The resources part deserves attention, because no one knows for sure whether it's true. The National Academies of Sciences studied the matter for a 2017 report and found that "individuals in the first generation are more costly to governments, mainly at the state and local levels, than are the native-born generations; however, immigrants' children-the second generation-are among the strongest economic and fiscal contributors in the population."
The analysis depends upon which costs we allocate to immigrants. Should we assign to them an equal share of our military spending, which is significant, or the incremental cost to our military spending for having one more immigrant, which is trivial? Age matters greatly; the young are a much better deal than the old, because they have more taxpaying years ahead of them and need less health care. And it's unclear how the math changes for unauthorized immigrants, who pay only some taxes and qualify for only some benefits.
Here's a two-word plan to address the matter: Charge them. Nobel Prize-winning economist Gary Becker proposed the idea before he died in 2014, and it has lately been gathering, if not momentum, at least scattered consideration.

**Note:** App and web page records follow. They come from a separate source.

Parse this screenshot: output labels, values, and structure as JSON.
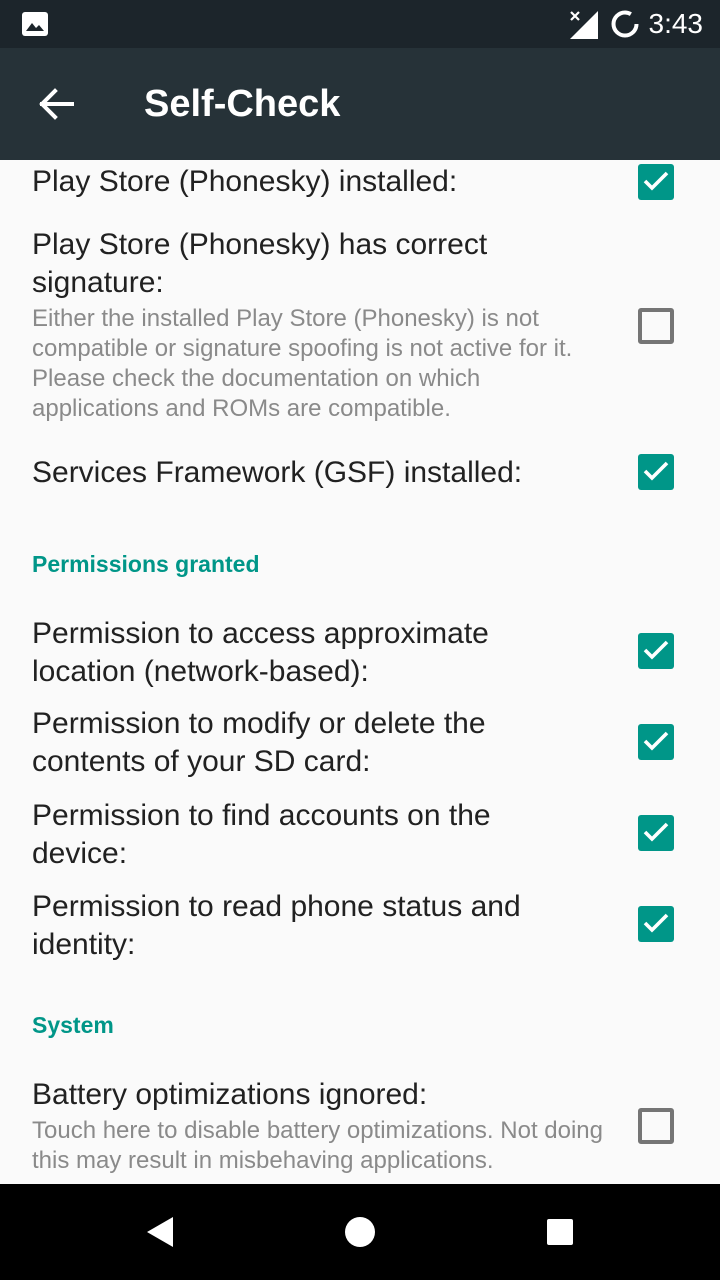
{
  "status_bar": {
    "time": "3:43",
    "icons": [
      "image-icon",
      "signal-icon",
      "battery-icon"
    ]
  },
  "toolbar": {
    "title": "Self-Check",
    "back_icon": "arrow-back-icon"
  },
  "colors": {
    "accent": "#009688",
    "toolbar": "#263238",
    "status_bar": "#1c252b",
    "background": "#fafafa"
  },
  "checks": [
    {
      "label": "Play Store (Phonesky) installed:",
      "summary": "",
      "checked": true
    },
    {
      "label": "Play Store (Phonesky) has correct signature:",
      "summary": "Either the installed Play Store (Phonesky) is not compatible or signature spoofing is not active for it. Please check the documentation on which applications and ROMs are compatible.",
      "checked": false
    },
    {
      "label": "Services Framework (GSF) installed:",
      "summary": "",
      "checked": true
    }
  ],
  "permissions": {
    "header": "Permissions granted",
    "items": [
      {
        "label": "Permission to access approximate location (network-based):",
        "checked": true
      },
      {
        "label": "Permission to modify or delete the contents of your SD card:",
        "checked": true
      },
      {
        "label": "Permission to find accounts on the device:",
        "checked": true
      },
      {
        "label": "Permission to read phone status and identity:",
        "checked": true
      }
    ]
  },
  "system": {
    "header": "System",
    "items": [
      {
        "label": "Battery optimizations ignored:",
        "summary": "Touch here to disable battery optimizations. Not doing this may result in misbehaving applications.",
        "checked": false
      }
    ]
  },
  "nav_bar": {
    "icons": [
      "back-triangle-icon",
      "home-circle-icon",
      "recents-square-icon"
    ]
  }
}
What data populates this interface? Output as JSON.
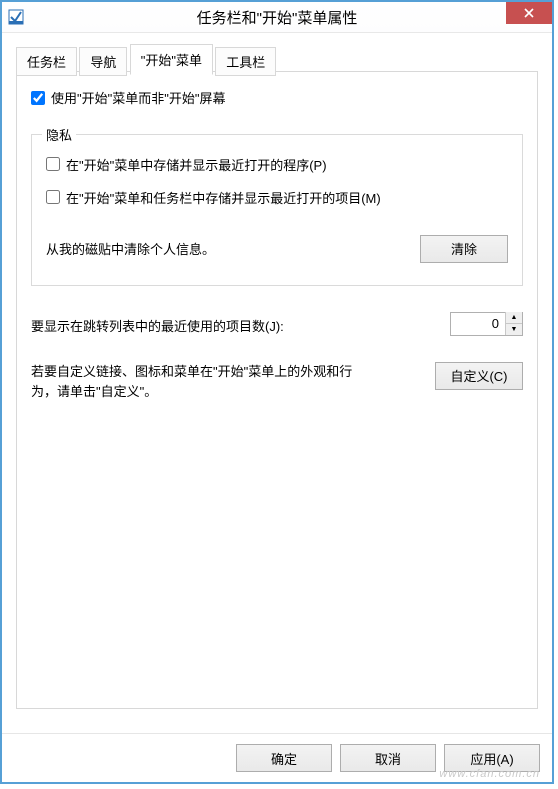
{
  "window": {
    "title": "任务栏和\"开始\"菜单属性"
  },
  "tabs": {
    "items": [
      {
        "label": "任务栏"
      },
      {
        "label": "导航"
      },
      {
        "label": "\"开始\"菜单"
      },
      {
        "label": "工具栏"
      }
    ],
    "active_index": 2
  },
  "use_start_menu_checkbox": {
    "label": "使用\"开始\"菜单而非\"开始\"屏幕",
    "checked": true
  },
  "privacy": {
    "legend": "隐私",
    "store_programs": {
      "label": "在\"开始\"菜单中存储并显示最近打开的程序(P)",
      "checked": false
    },
    "store_items": {
      "label": "在\"开始\"菜单和任务栏中存储并显示最近打开的项目(M)",
      "checked": false
    },
    "clear_text": "从我的磁贴中清除个人信息。",
    "clear_button": "清除"
  },
  "jump_list": {
    "label": "要显示在跳转列表中的最近使用的项目数(J):",
    "value": "0"
  },
  "customize": {
    "text": "若要自定义链接、图标和菜单在\"开始\"菜单上的外观和行为，请单击\"自定义\"。",
    "button": "自定义(C)"
  },
  "footer": {
    "ok": "确定",
    "cancel": "取消",
    "apply": "应用(A)"
  },
  "watermark": "www.cfan.com.cn"
}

A policy group called Ideal Immigration, founded by Steven Kuhn, a former hedge fund bond manager, has proposed boosting yearly immigration by two million workers through the use of two new classes of visas, paid for by employers. The group says its plan would raise over $50 billion a year in fees and add more than $500 billion a year to U.S. gross domestic product.
Cato has argued for a widely varying immigration tariff based on factors like age and education-one that creates a new authorized work status rather than replacing the system we have. The young and educated would be cheap, and kids, free. By pulling fee-payers out of the immigration line and showing them the entrance, the wait is shortened for all.
In both cases, the idea is to turn an unknown into a known by making additional immigrants guaranteed moneymakers for the U.S. Unauthorized border-crossers already often pay thousands of dollars to coyotes and face great peril, while legal immigrants might pay thousands in lawyer fees. Better to turn that money into government revenue.
The president, who has called himself a Tariff Man, ought to like the idea. With all those extra fees, he can claim that Mexicans, if not Mexico itself, are indeed paying for his wall. They'll be helping to shore up Social Security and Medicare, too.
For now, let's tone down the dark rhetoric about unauthorized border-crossers. Those of us who were born in the U.S. don't owe it to our cleverness or virtue. We won the ovarian lottery, as Warren Buffett says. If we hadn't, and legal immigration were out of reach, and if a dangerous, dark-of-night border crossing were the price of safety and opportunity for our kids, plenty among us would make the trip. Some might say the best among us.
Write to Jack Hough at email@example.com